I ran across this article about some of the little problems that are beginning to surface as Triple Five begins its initial assessment of the work that will be needed in getting their Xanadu/American Dream to become a reality. As a homeowner who is heavily involved in DIY and a former contractor who worked on renovation and restoration, I can attest to the fact that there is always more to the story when you begin work on an existing building. But there may be a little more than just a can of worms here.

The previous builder of the Xanadu project cut a few corners here, saved a few pennies there, all the while ignoring the reality of the land and the culture that they were developing. I know I'm not an engineer, and I'm certainly no expert in science or sociology, but I can't help but think that we're seeing the beginning of another historic folly in the Meadowlands.

It's always a combination of factors, and New Jersey is a complicated place. Corruption, pollution, sordid local history, strange geography (The Meadowlands certainly is that) all come together to weave a fascinating bit of lore around a fascinating place. I've quoted this before, that the Meadowlands is the place where dreams go to die. I think we're watching another one succumb to the will of the marshes in real time.

Thursday, July 7, 2011

American Dream pt 16 (ho-hum)

This is a really boring phase now, as the changes will really not be very dramatic. It's going to be tedious painting all of those foxtails, and I have to be continually aware of changes in scale as I plod along. I've done this before on a past work* and I didn't go batshit crazy so there's hope for me. I have all summer to finish this off so happy painting mothaf#cka!

Well, Kubla Christie got his illegal tax breaks passed through the very willing New Jersey legislature. The whole thing is barely news anymore, and the outcome was expected. Governments and corporations generally get their way and the natural world is only a resource to be exploited so a few can get rich. Thus, the majority of my posts will be boring, tedious and barely noticeable updates to the painting. Sounds fun, eh?

I'll post updates as closeups so as not to confuse anyone into thinking that I posted the same image more than once. Actually, if you follow and really care you'll notice a very gradual and sublime change from post to post that will have its own subtle drama. At least that's what I'm telling myself.

*bite me, UPS

Wednesday, July 6, 2011

American Dream pt 15 (been a while)
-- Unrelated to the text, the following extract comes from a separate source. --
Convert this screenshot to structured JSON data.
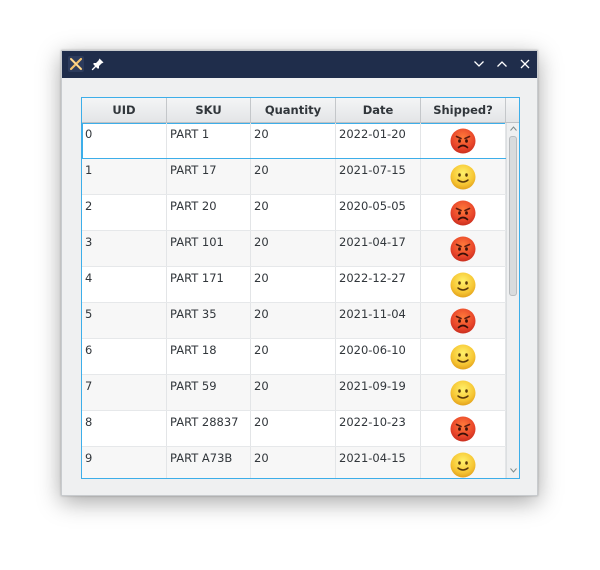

I'm back after a small hiatus. You be the judge as to whether or not I brought my mojo back with me.

I'd have more to say but its late. Strange to say, I have a sudden craving for White Castle chicken rings which almost makes me hate myself.